How to store avocados

There’s nothing worse than putting an avo in the fridge and taking it out a day later covered in brown spots. Or even worse -- making fresh guacamole to find it looking very sad an hour later.

Good news: there’s a way to keep avos looking fresh as a daisy.

“What I do is take the avocado seed out, squeeze on some lemon juice, lime juice or plain vinegar, slap it down on a sheet of Glad Wrap, fold the Glad Wrap over the top of it and stick it in refrigerator,” Kochi said.

The acidity prevents browning, while the plastic wrap helps slow down oxidation on the avocado flesh.

“You want the Glad Wrap flat on the avocado surface to keep all the oxygen out away from the fruit,” Kochi said.

If you think leaving in the pip is the key to keeping an avocado fresh, you have been duped.

“No, I just take it out -- if you leave the pip in it’s very hard to get cover the whole surface area with the Glad Wrap,” Kochi said.

Bought an avocado that has gone ripe before you want to eat it? Problem solved.

“If an avocado is ripe, leave it on your bench until it starts to get to the stage of ripeness you want, then put it in the refrigerator -- and it will stay like that for a week,” Kochi said.

“You just put it to sleep in the refrigerator.”

“The hardest part for people with avocados is getting to learn how to pick a ripe one, but it’s like riding a bike -- once you get that it’s a skill you have for life (and at every barbecue you should pass the knowledge along to all your friends).”

If you’re worried about the fat content in avocados (or about how many you go through in a week), be assured in knowing Kochi goes through an avocado a day, at the least.

“Oh yeah, easy,” Kochi said. “Every day we have avocado on the table -- mainly eaten with salads or sliced over grilled steak or seafood if I’m doing a barbecue.”

“You can use avocado to replace your usual saturated fat.
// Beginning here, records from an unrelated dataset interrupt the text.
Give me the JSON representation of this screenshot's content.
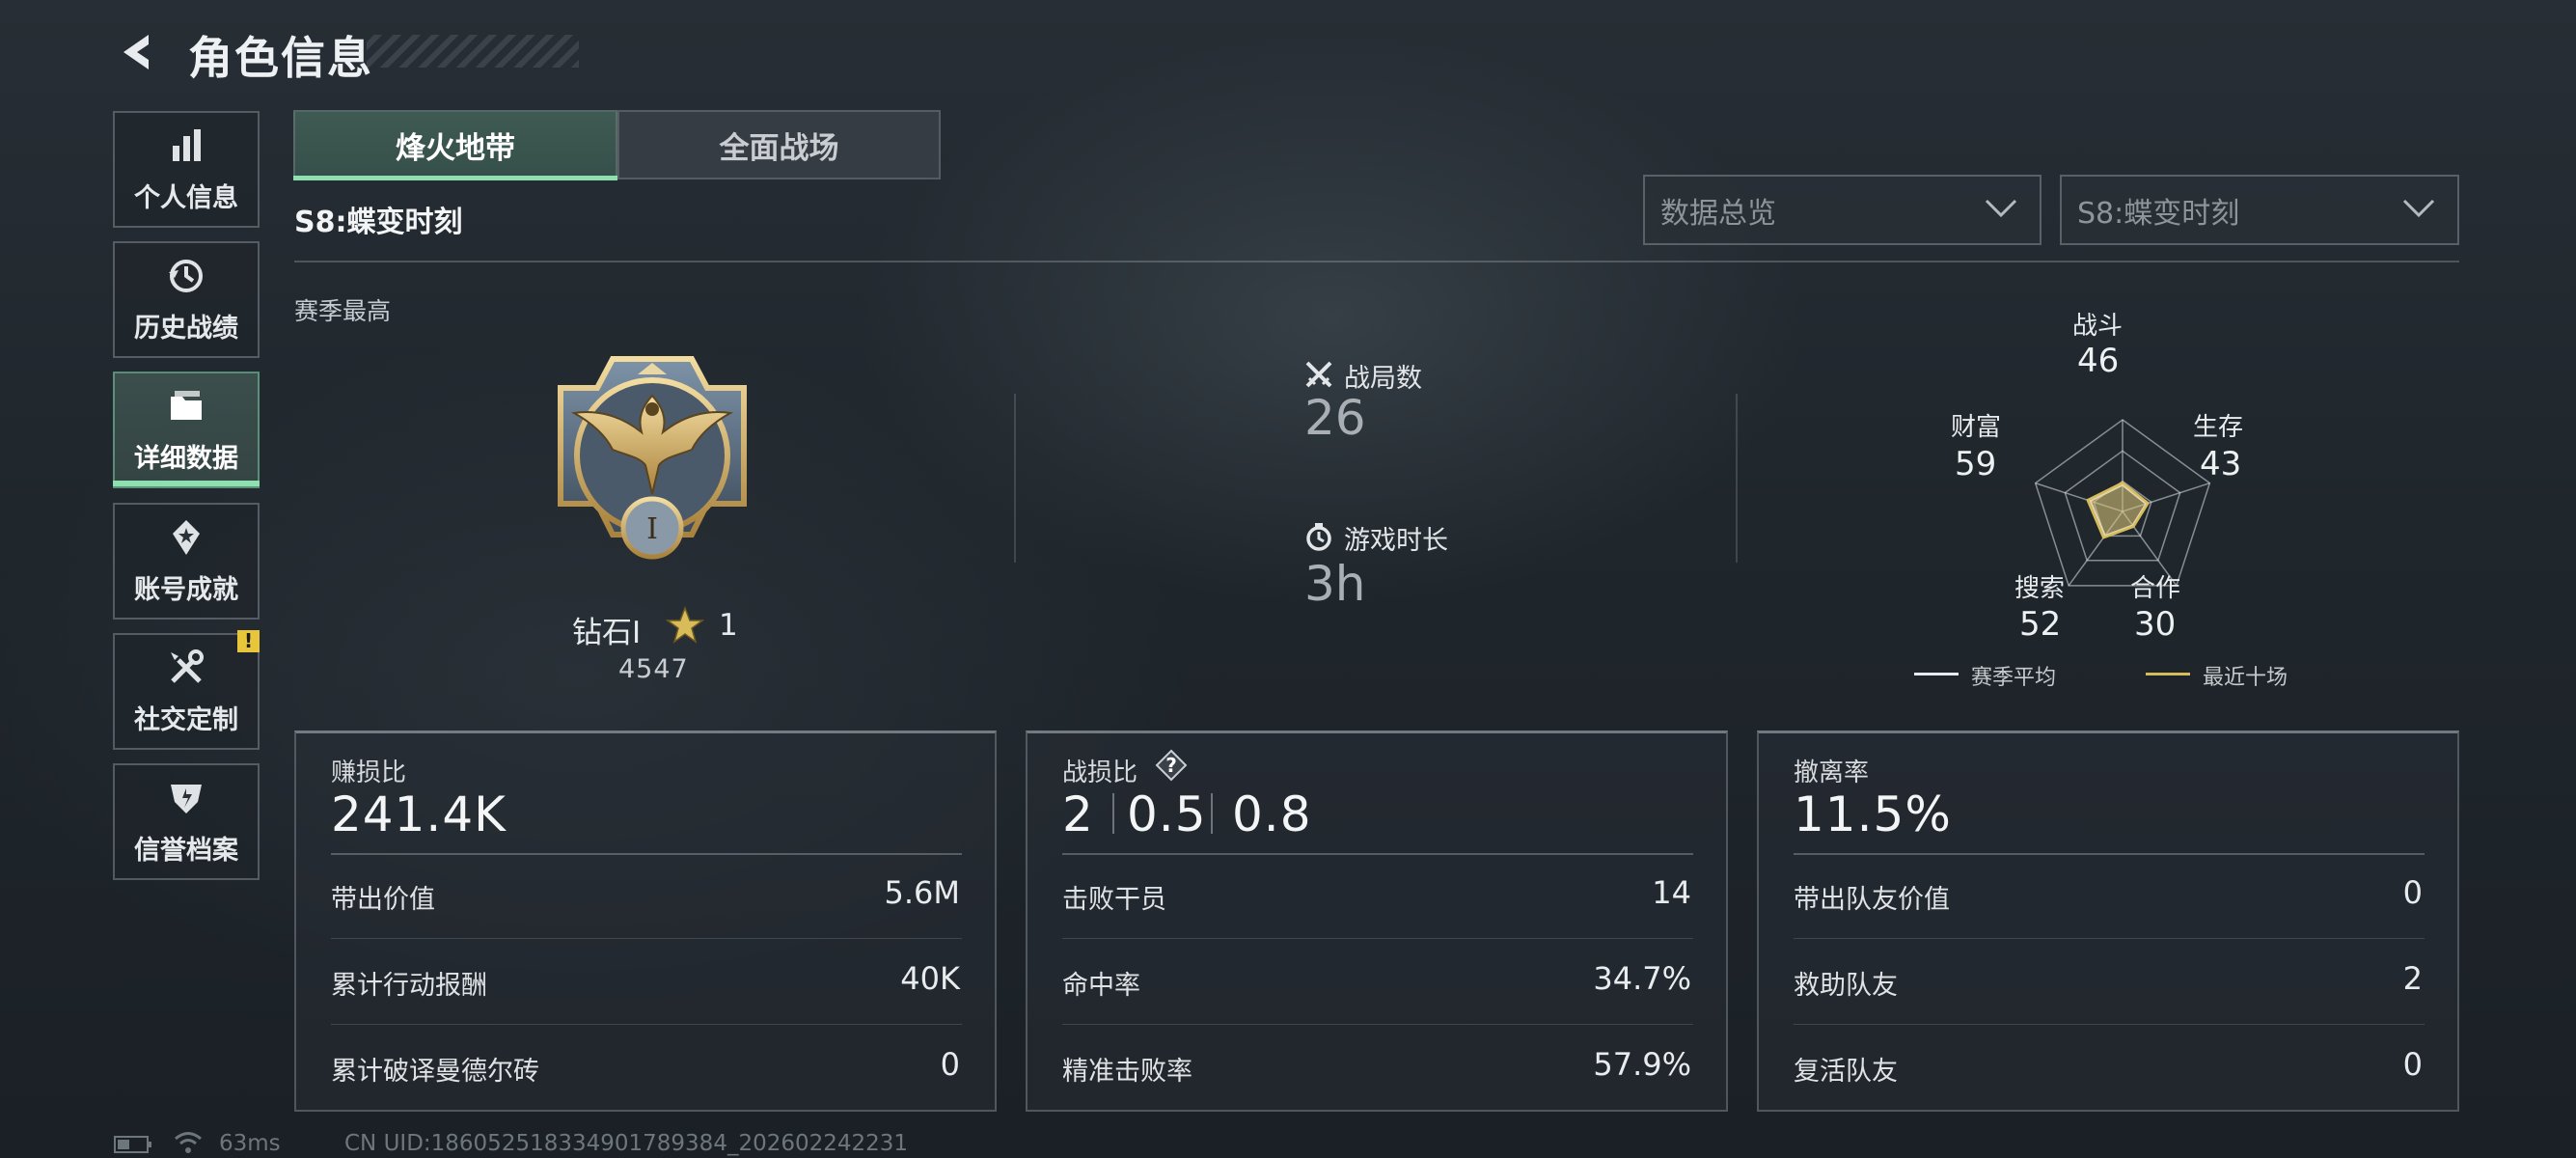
{
  "header": {
    "title": "角色信息"
  },
  "sidebar": {
    "items": [
      {
        "label": "个人信息",
        "icon": "bar-chart-icon"
      },
      {
        "label": "历史战绩",
        "icon": "history-icon"
      },
      {
        "label": "详细数据",
        "icon": "folder-icon",
        "active": true
      },
      {
        "label": "账号成就",
        "icon": "achievement-icon"
      },
      {
        "label": "社交定制",
        "icon": "tools-icon",
        "badge": "!"
      },
      {
        "label": "信誉档案",
        "icon": "credit-shield-icon"
      }
    ]
  },
  "tabs": [
    {
      "label": "烽火地带",
      "active": true
    },
    {
      "label": "全面战场"
    }
  ],
  "season_name": "S8:蝶变时刻",
  "filters": {
    "category": "数据总览",
    "season": "S8:蝶变时刻"
  },
  "season_best_label": "赛季最高",
  "rank": {
    "name": "钻石Ⅰ",
    "stars": "1",
    "score": "4547"
  },
  "summary": {
    "matches": {
      "label": "战局数",
      "value": "26",
      "icon": "crossed-swords-icon"
    },
    "playtime": {
      "label": "游戏时长",
      "value": "3h",
      "icon": "stopwatch-icon"
    }
  },
  "radar": {
    "axes": [
      {
        "label": "战斗",
        "value": "46"
      },
      {
        "label": "生存",
        "value": "43"
      },
      {
        "label": "合作",
        "value": "30"
      },
      {
        "label": "搜索",
        "value": "52"
      },
      {
        "label": "财富",
        "value": "59"
      }
    ],
    "legend": [
      {
        "label": "赛季平均",
        "color": "#e8ecef"
      },
      {
        "label": "最近十场",
        "color": "#d9bc5a"
      }
    ]
  },
  "cards": [
    {
      "title": "赚损比",
      "value": "241.4K",
      "rows": [
        {
          "label": "带出价值",
          "value": "5.6M"
        },
        {
          "label": "累计行动报酬",
          "value": "40K"
        },
        {
          "label": "累计破译曼德尔砖",
          "value": "0"
        }
      ]
    },
    {
      "title": "战损比",
      "values": [
        "2",
        "0.5",
        "0.8"
      ],
      "help": "?",
      "rows": [
        {
          "label": "击败干员",
          "value": "14"
        },
        {
          "label": "命中率",
          "value": "34.7%"
        },
        {
          "label": "精准击败率",
          "value": "57.9%"
        }
      ]
    },
    {
      "title": "撤离率",
      "value": "11.5%",
      "rows": [
        {
          "label": "带出队友价值",
          "value": "0"
        },
        {
          "label": "救助队友",
          "value": "2"
        },
        {
          "label": "复活队友",
          "value": "0"
        }
      ]
    }
  ],
  "footer": {
    "ping": "63ms",
    "uid": "CN UID:186052518334901789384_202602242231"
  },
  "colors": {
    "accent": "#8fe0b0",
    "badge": "#e8c63c",
    "recent_line": "#d9bc5a"
  }
}
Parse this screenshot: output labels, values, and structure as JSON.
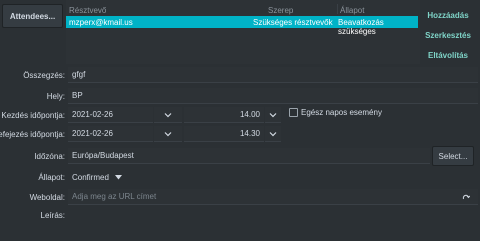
{
  "attendees": {
    "button_label": "Attendees...",
    "columns": [
      "Résztvevő",
      "Szerep",
      "Állapot"
    ],
    "rows": [
      {
        "name": "mzperx@kmail.us",
        "role": "Szükséges résztvevők",
        "status": "Beavatkozás szükséges"
      }
    ],
    "actions": {
      "add": "Hozzáadás",
      "edit": "Szerkesztés",
      "remove": "Eltávolítás"
    }
  },
  "form": {
    "summary_label": "Összegzés:",
    "summary_value": "gfgf",
    "location_label": "Hely:",
    "location_value": "BP",
    "start_label": "Kezdés időpontja:",
    "start_date": "2021-02-26",
    "start_time": "14.00",
    "allday_label": "Egész napos esemény",
    "end_label": "Befejezés időpontja:",
    "end_date": "2021-02-26",
    "end_time": "14.30",
    "timezone_label": "Időzóna:",
    "timezone_value": "Európa/Budapest",
    "select_button": "Select...",
    "status_label": "Állapot:",
    "status_value": "Confirmed",
    "website_label": "Weboldal:",
    "website_placeholder": "Adja meg az URL címet",
    "description_label": "Leírás:"
  },
  "colors": {
    "selection": "#00b3c7",
    "accent": "#7fd4c8"
  }
}
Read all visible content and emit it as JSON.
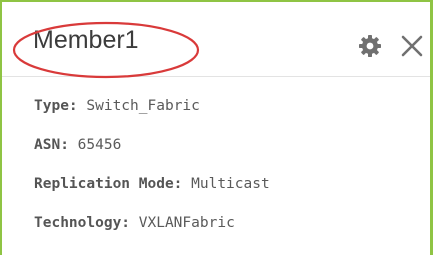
{
  "panel": {
    "title": "Member1",
    "icons": {
      "settings": "gear-icon",
      "close": "close-icon"
    },
    "colors": {
      "border": "#8fc444",
      "highlight": "#d93a3a",
      "icon": "#707070"
    }
  },
  "details": [
    {
      "key": "Type:",
      "value": "Switch_Fabric"
    },
    {
      "key": "ASN:",
      "value": "65456"
    },
    {
      "key": "Replication Mode:",
      "value": "Multicast"
    },
    {
      "key": "Technology:",
      "value": "VXLANFabric"
    }
  ]
}
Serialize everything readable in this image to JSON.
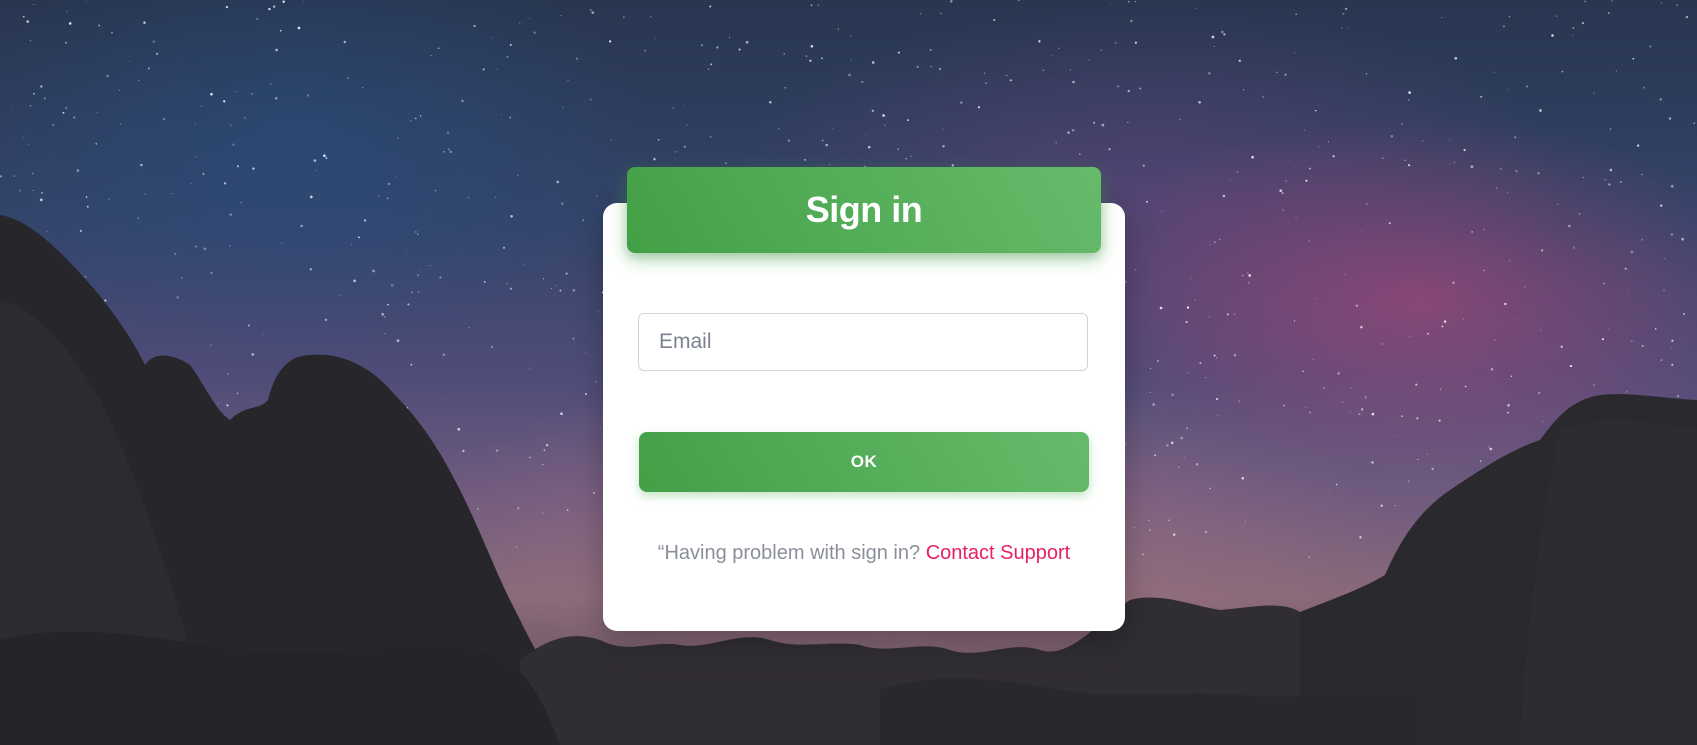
{
  "signin": {
    "title": "Sign in",
    "email_placeholder": "Email",
    "email_value": "",
    "ok_label": "OK",
    "help_text": "“Having problem with sign in?",
    "help_link": "Contact Support"
  },
  "colors": {
    "header_green_start": "#43a047",
    "header_green_end": "#66bb6a",
    "link_pink": "#e91e63",
    "card_bg": "#ffffff"
  }
}
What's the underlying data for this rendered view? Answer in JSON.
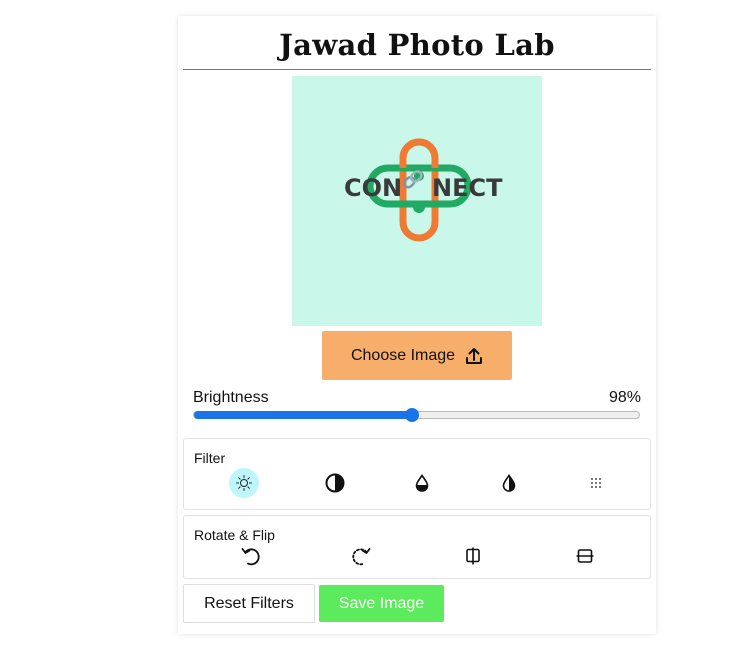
{
  "app": {
    "title": "Jawad Photo Lab"
  },
  "preview": {
    "logo_text_left": "CON",
    "logo_text_right": "NECT",
    "background_color": "#c9f8ea",
    "link_colors": {
      "orange": "#ee7a33",
      "green": "#22a964",
      "text": "#3a3a3a"
    }
  },
  "upload": {
    "label": "Choose Image",
    "icon": "upload-icon"
  },
  "slider": {
    "name": "Brightness",
    "value_text": "98%",
    "value": 49
  },
  "filter": {
    "title": "Filter",
    "options": [
      {
        "name": "brightness",
        "icon": "sun-icon",
        "active": true
      },
      {
        "name": "contrast",
        "icon": "contrast-icon",
        "active": false
      },
      {
        "name": "saturation",
        "icon": "drop-icon",
        "active": false
      },
      {
        "name": "grayscale",
        "icon": "half-drop-icon",
        "active": false
      },
      {
        "name": "blur",
        "icon": "dots-grid-icon",
        "active": false
      }
    ]
  },
  "rotate": {
    "title": "Rotate & Flip",
    "options": [
      {
        "name": "rotate-left",
        "icon": "rotate-left-icon"
      },
      {
        "name": "rotate-right",
        "icon": "rotate-right-icon"
      },
      {
        "name": "flip-horizontal",
        "icon": "flip-horizontal-icon"
      },
      {
        "name": "flip-vertical",
        "icon": "flip-vertical-icon"
      }
    ]
  },
  "actions": {
    "reset_label": "Reset Filters",
    "save_label": "Save Image"
  },
  "colors": {
    "accent": "#1a73e8",
    "choose_bg": "#f7ae6b",
    "save_bg": "#5ceb5c",
    "active_filter_bg": "#bff6fb"
  }
}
Wherever you use fat -- so if you’re making a smoothie and use ice cream -- you just avocado to replace the ice cream.”

Trickey agrees.

“I call avocados 'green butter' or 'green margarine' -- it’s so much healthier than saturated fats," Trickey said.

“One of the things about avocados is that everyone is so scared of the high fat content,” Trickey said. “Your body is going to utilise the fats and nutrients in an avocado much more readily than it’s going to utilise fat in a processed food.”

“Foods that are high in fat are actually very satisfying and filling.”

There you go. Avocados are officially the best thing ever.

This article exists as part of the online archive for HuffPost Australia. Certain site features have been disabled. If you have questions or concerns, please check our FAQ or contact